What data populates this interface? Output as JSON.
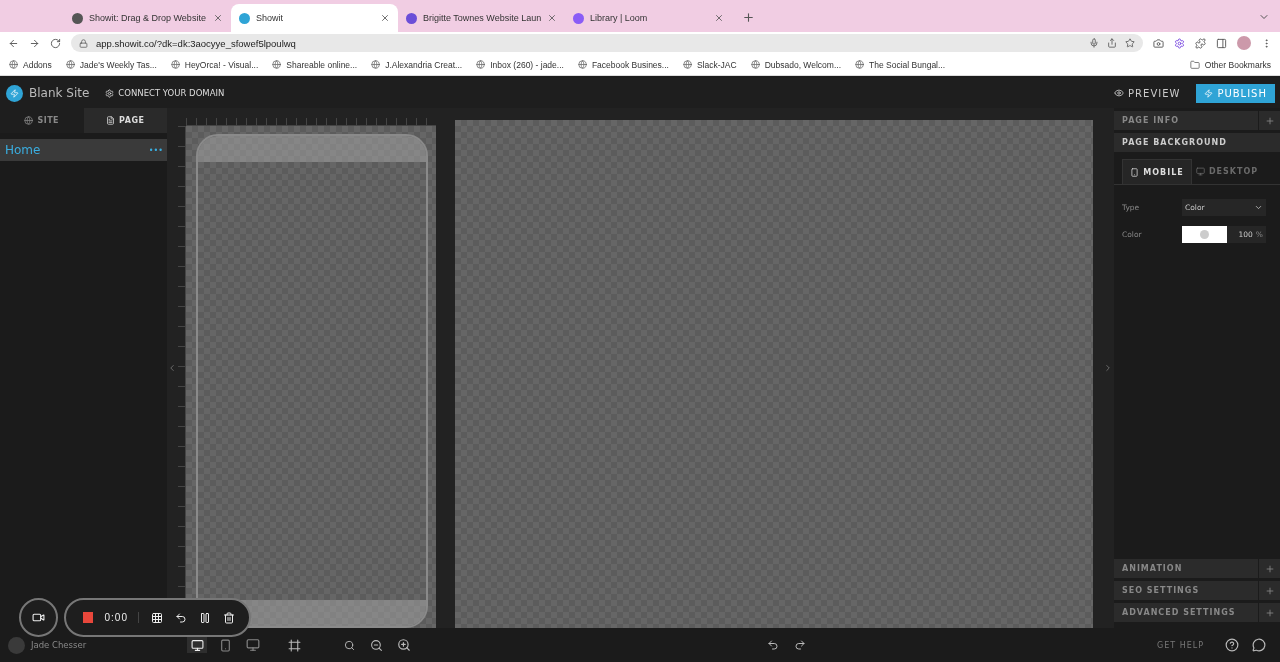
{
  "browser": {
    "tabs": [
      {
        "title": "Showit: Drag & Drop Website",
        "selected": false
      },
      {
        "title": "Showit",
        "selected": true
      },
      {
        "title": "Brigitte Townes Website Laun",
        "selected": false
      },
      {
        "title": "Library | Loom",
        "selected": false
      }
    ],
    "url": "app.showit.co/?dk=dk:3aocyye_sfowef5lpoulwq",
    "bookmarks": [
      "Addons",
      "Jade's Weekly Tas...",
      "HeyOrca! - Visual...",
      "Shareable online...",
      "J.Alexandria Creat...",
      "Inbox (260) - jade...",
      "Facebook Busines...",
      "Slack-JAC",
      "Dubsado, Welcom...",
      "The Social Bungal..."
    ],
    "other_bookmarks": "Other Bookmarks"
  },
  "app": {
    "site_name": "Blank Site",
    "connect_domain": "CONNECT YOUR DOMAIN",
    "preview": "PREVIEW",
    "publish": "PUBLISH"
  },
  "sidebar": {
    "tabs": [
      {
        "label": "SITE",
        "kind": "site",
        "selected": false
      },
      {
        "label": "PAGE",
        "kind": "page",
        "selected": true
      }
    ],
    "pages": [
      {
        "name": "Home",
        "menu": "•••",
        "selected": true
      }
    ]
  },
  "right_panel": {
    "page_info": "PAGE INFO",
    "page_background": {
      "title": "PAGE BACKGROUND",
      "tabs": [
        {
          "label": "MOBILE",
          "kind": "mobile",
          "selected": true
        },
        {
          "label": "DESKTOP",
          "kind": "desktop",
          "selected": false
        }
      ],
      "type_label": "Type",
      "type_value": "Color",
      "color_label": "Color",
      "color": "#ffffff",
      "opacity": "100",
      "opacity_unit": "%"
    },
    "collapsed_sections": [
      "ANIMATION",
      "SEO SETTINGS",
      "ADVANCED SETTINGS"
    ]
  },
  "bottom_bar": {
    "user": "Jade Chesser",
    "view_modes": [
      {
        "kind": "both",
        "selected": true
      },
      {
        "kind": "mobile",
        "selected": false
      },
      {
        "kind": "desktop",
        "selected": false
      }
    ],
    "get_help": "GET HELP"
  },
  "recorder": {
    "time": "0:00"
  }
}
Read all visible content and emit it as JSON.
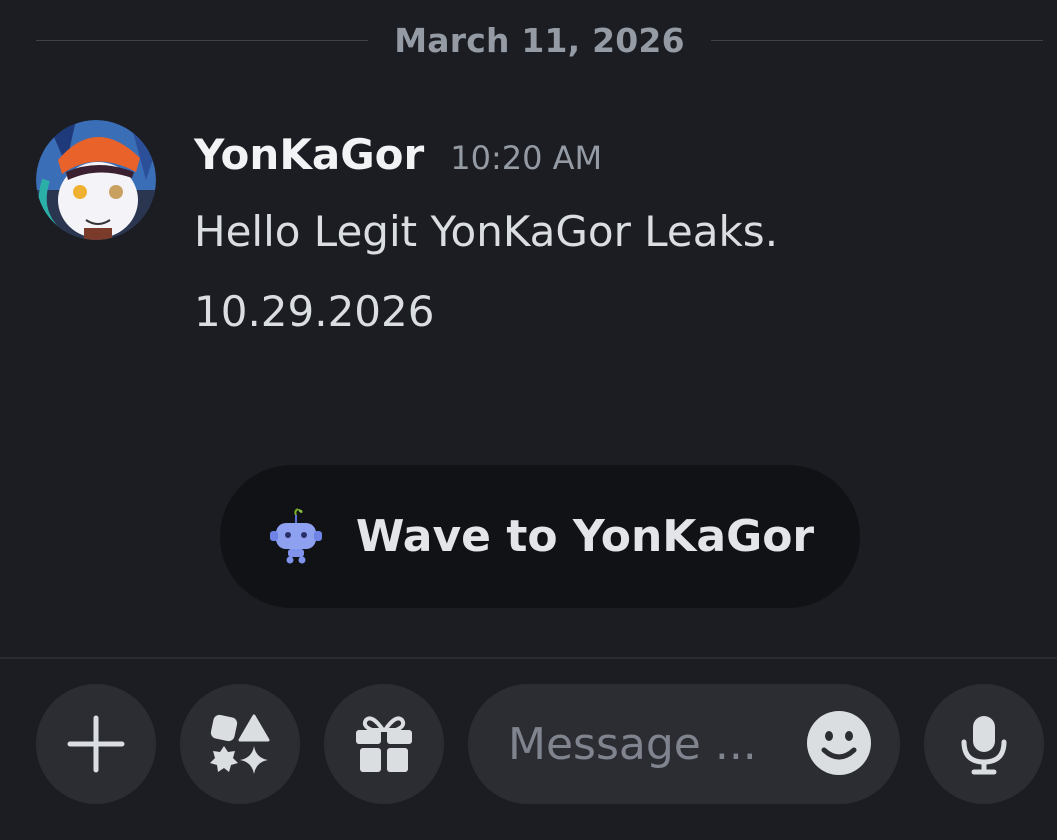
{
  "date_divider": {
    "label": "March 11, 2026"
  },
  "message": {
    "author": "YonKaGor",
    "timestamp": "10:20 AM",
    "lines": [
      "Hello Legit YonKaGor Leaks.",
      "10.29.2026"
    ]
  },
  "wave": {
    "label": "Wave to YonKaGor"
  },
  "composer": {
    "placeholder": "Message ...",
    "value": ""
  },
  "icons": {
    "add": "plus-icon",
    "apps": "apps-shapes-icon",
    "gift": "gift-icon",
    "emoji": "emoji-smile-icon",
    "voice": "microphone-icon",
    "wave_sticker": "wumpus-robot-icon"
  },
  "colors": {
    "background": "#1c1d22",
    "button_bg": "#2b2d33",
    "wave_bg": "#111215",
    "text_primary": "#f2f3f5",
    "text_muted": "#949ba4"
  }
}
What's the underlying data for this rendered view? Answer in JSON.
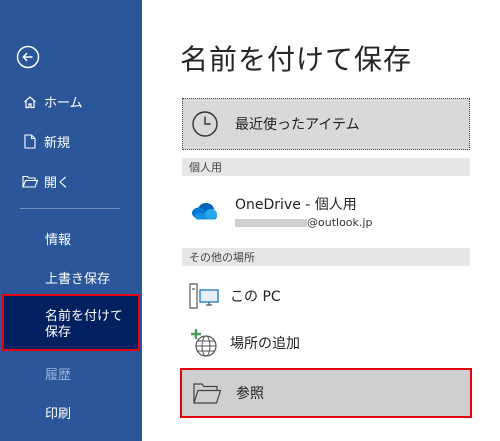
{
  "sidebar": {
    "home": "ホーム",
    "new": "新規",
    "open": "開く",
    "info": "情報",
    "overwrite_save": "上書き保存",
    "save_as": "名前を付けて保存",
    "history": "履歴",
    "print": "印刷"
  },
  "main": {
    "title": "名前を付けて保存",
    "recent": "最近使ったアイテム",
    "personal_header": "個人用",
    "onedrive_title": "OneDrive - 個人用",
    "onedrive_email": "@outlook.jp",
    "other_header": "その他の場所",
    "this_pc": "この PC",
    "add_place": "場所の追加",
    "browse": "参照"
  },
  "colors": {
    "sidebar_bg": "#2b579a",
    "active_bg": "#002060",
    "highlight_border": "#e3000f"
  }
}
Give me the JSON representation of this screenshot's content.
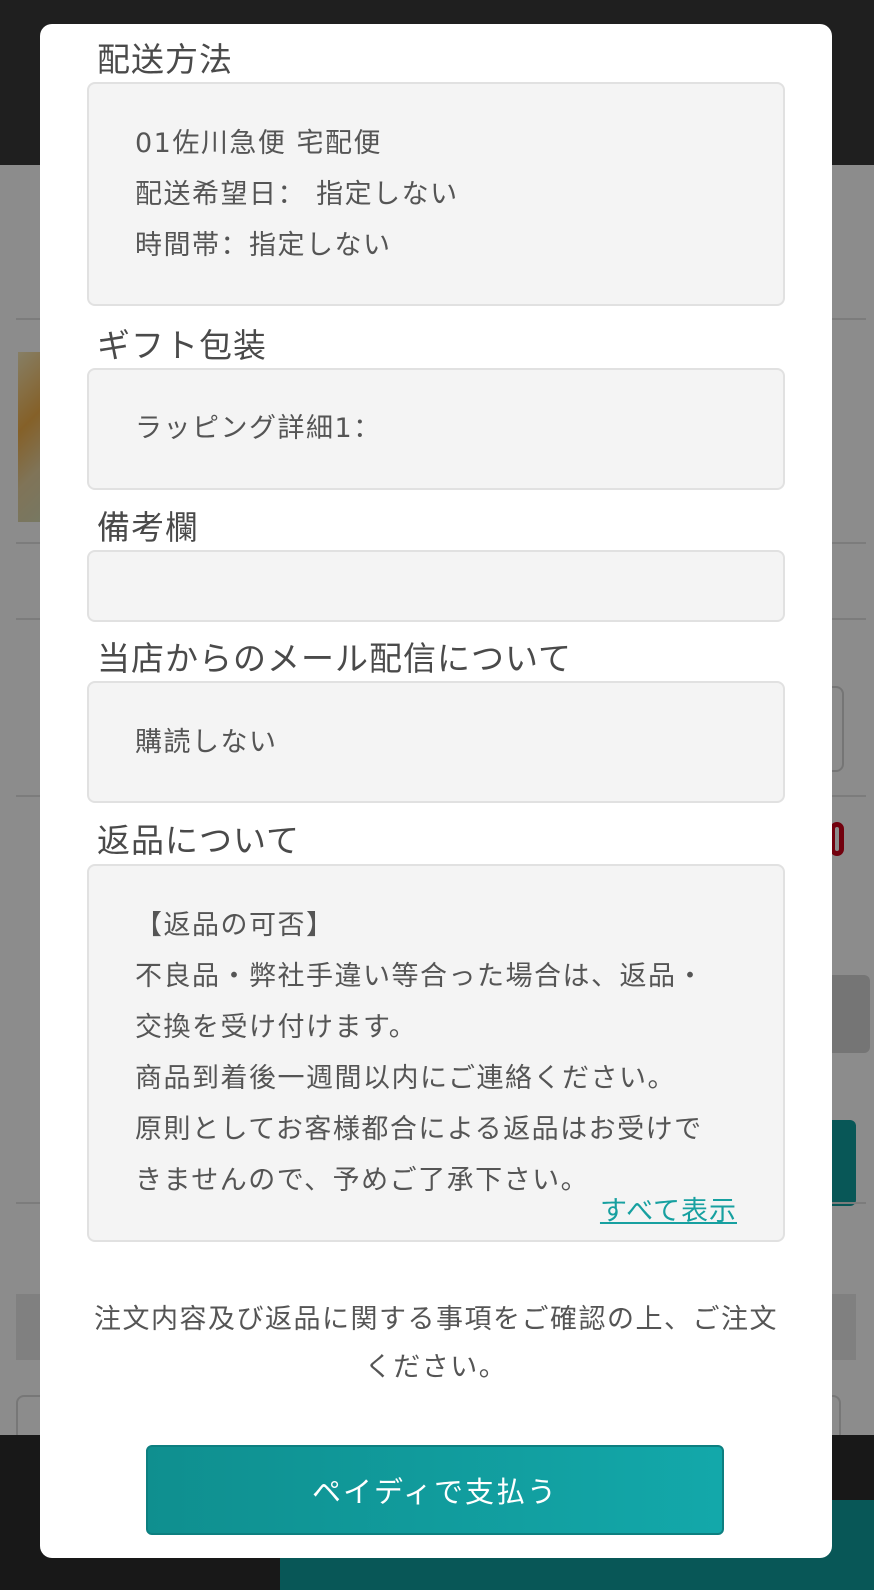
{
  "shipping": {
    "title": "配送方法",
    "lines": [
      "01佐川急便 宅配便",
      "配送希望日： 指定しない",
      "時間帯：指定しない"
    ]
  },
  "gift": {
    "title": "ギフト包装",
    "lines": [
      "ラッピング詳細1："
    ]
  },
  "remarks": {
    "title": "備考欄",
    "value": ""
  },
  "mail": {
    "title": "当店からのメール配信について",
    "lines": [
      "購読しない"
    ]
  },
  "returns": {
    "title": "返品について",
    "lines": [
      "【返品の可否】",
      "不良品・弊社手違い等合った場合は、返品・",
      "交換を受け付けます。",
      "商品到着後一週間以内にご連絡ください。",
      "原則としてお客様都合による返品はお受けで",
      "きませんので、予めご了承下さい。"
    ],
    "show_all_label": "すべて表示"
  },
  "confirm_text": "注文内容及び返品に関する事項をご確認の上、ご注文ください。",
  "pay_button_label": "ペイディで支払う",
  "colors": {
    "accent": "#13a8aa",
    "box_bg": "#f4f4f4",
    "text": "#555555"
  }
}
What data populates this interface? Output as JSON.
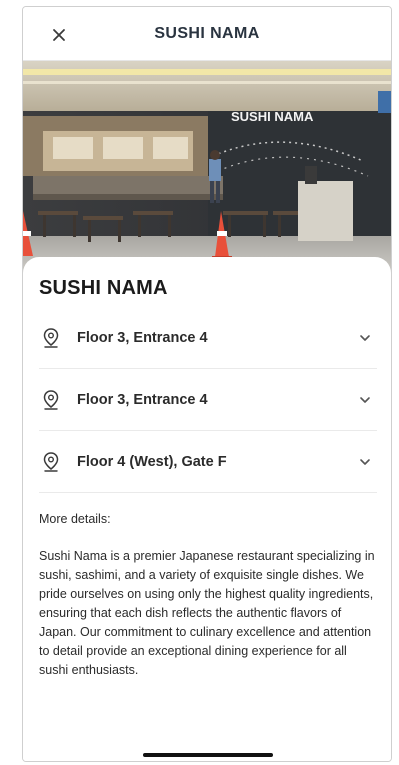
{
  "header": {
    "title": "SUSHI NAMA",
    "close_icon": "close-icon"
  },
  "hero": {
    "sign_text": "SUSHI NAMA",
    "alt_description_icon": "restaurant-photo"
  },
  "restaurant": {
    "name": "SUSHI NAMA"
  },
  "locations": [
    {
      "label": "Floor 3, Entrance 4",
      "icon": "location-pin-icon",
      "expand_icon": "chevron-down-icon"
    },
    {
      "label": "Floor 3, Entrance 4",
      "icon": "location-pin-icon",
      "expand_icon": "chevron-down-icon"
    },
    {
      "label": "Floor 4 (West), Gate F",
      "icon": "location-pin-icon",
      "expand_icon": "chevron-down-icon"
    }
  ],
  "details": {
    "label": "More details:",
    "text": "Sushi Nama is a premier Japanese restaurant specializing in sushi, sashimi, and a variety of exquisite single dishes. We pride ourselves on using only the highest quality ingredients, ensuring that each dish reflects the authentic flavors of Japan. Our commitment to culinary excellence and attention to detail provide an exceptional dining experience for all sushi enthusiasts."
  },
  "colors": {
    "title": "#2a3440",
    "text": "#2b2b2b",
    "divider": "#eaeaea",
    "cone": "#e8503a"
  }
}
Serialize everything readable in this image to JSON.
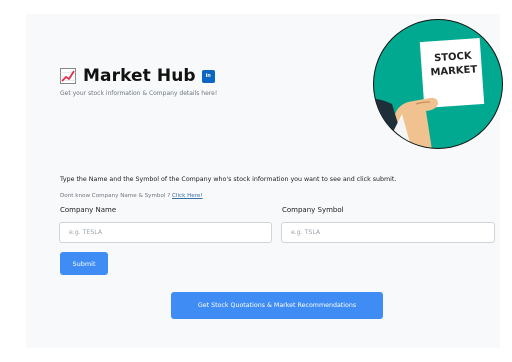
{
  "header": {
    "title": "Market Hub",
    "subtitle": "Get your stock information & Company details here!",
    "linkedin_label": "in"
  },
  "hero": {
    "sign_line1": "STOCK",
    "sign_line2": "MARKET"
  },
  "form": {
    "instruction": "Type the Name and the Symbol of the Company who's stock information you want to see and click submit.",
    "hint_text": "Dont know Company Name & Symbol ?",
    "hint_link": "Click Here!",
    "company_name_label": "Company Name",
    "company_name_placeholder": "e.g. TESLA",
    "company_name_value": "",
    "company_symbol_label": "Company Symbol",
    "company_symbol_placeholder": "e.g. TSLA",
    "company_symbol_value": "",
    "submit_label": "Submit"
  },
  "actions": {
    "quotes_label": "Get Stock Quotations & Market Recommendations"
  },
  "colors": {
    "primary": "#3f8cf4",
    "linkedin": "#0a66c2",
    "hero_bg": "#00a98f"
  },
  "icons": {
    "chart": "chart-increasing-icon",
    "linkedin": "linkedin-icon"
  }
}
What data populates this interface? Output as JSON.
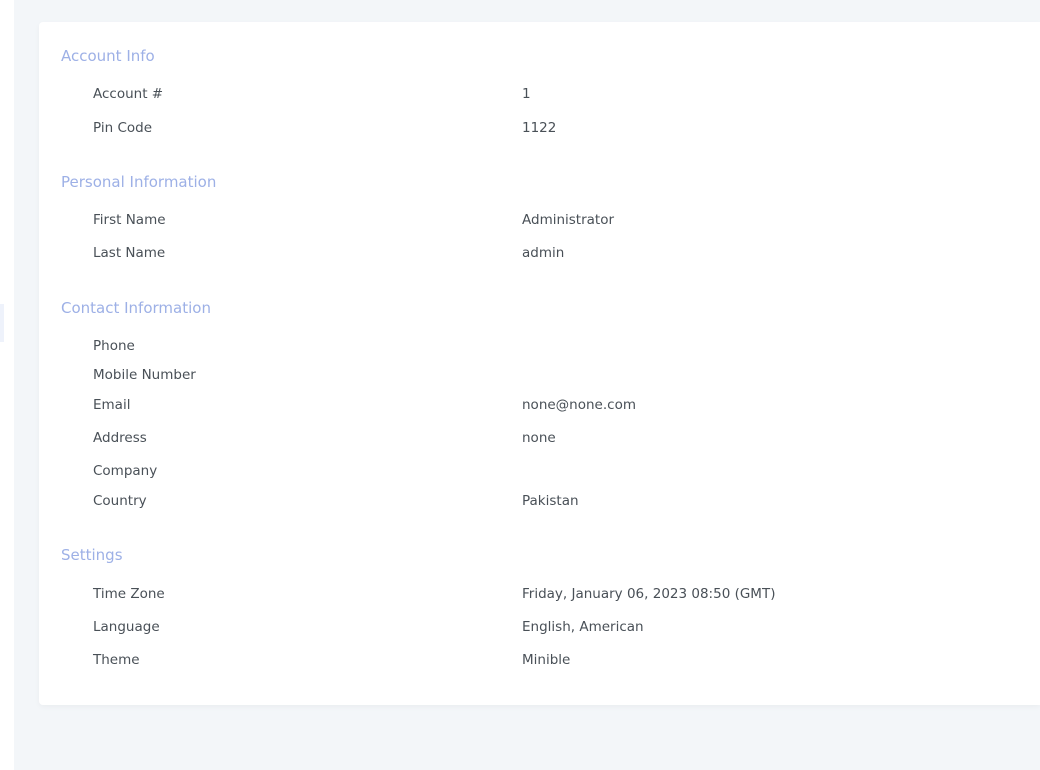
{
  "sections": [
    {
      "title": "Account Info",
      "rows": [
        {
          "label": "Account #",
          "value": "1"
        },
        {
          "label": "Pin Code",
          "value": "1122"
        }
      ]
    },
    {
      "title": "Personal Information",
      "rows": [
        {
          "label": "First Name",
          "value": "Administrator"
        },
        {
          "label": "Last Name",
          "value": "admin"
        }
      ]
    },
    {
      "title": "Contact Information",
      "rows": [
        {
          "label": "Phone",
          "value": ""
        },
        {
          "label": "Mobile Number",
          "value": ""
        },
        {
          "label": "Email",
          "value": "none@none.com"
        },
        {
          "label": "Address",
          "value": "none"
        },
        {
          "label": "Company",
          "value": ""
        },
        {
          "label": "Country",
          "value": "Pakistan"
        }
      ]
    },
    {
      "title": "Settings",
      "rows": [
        {
          "label": "Time Zone",
          "value": "Friday, January 06, 2023 08:50 (GMT)"
        },
        {
          "label": "Language",
          "value": "English, American"
        },
        {
          "label": "Theme",
          "value": "Minible"
        }
      ]
    }
  ],
  "colors": {
    "section_title": "#9db0e6",
    "text": "#495057",
    "background": "#f3f6f9",
    "card": "#ffffff"
  }
}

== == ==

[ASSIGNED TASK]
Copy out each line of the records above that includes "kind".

[RESPONSE TO THIS TASK]
        "kind": "site",
        "kind": "page",
          "kind": "mobile",
          "kind": "desktop",
        "kind": "both",
        "kind": "mobile",
        "kind": "desktop",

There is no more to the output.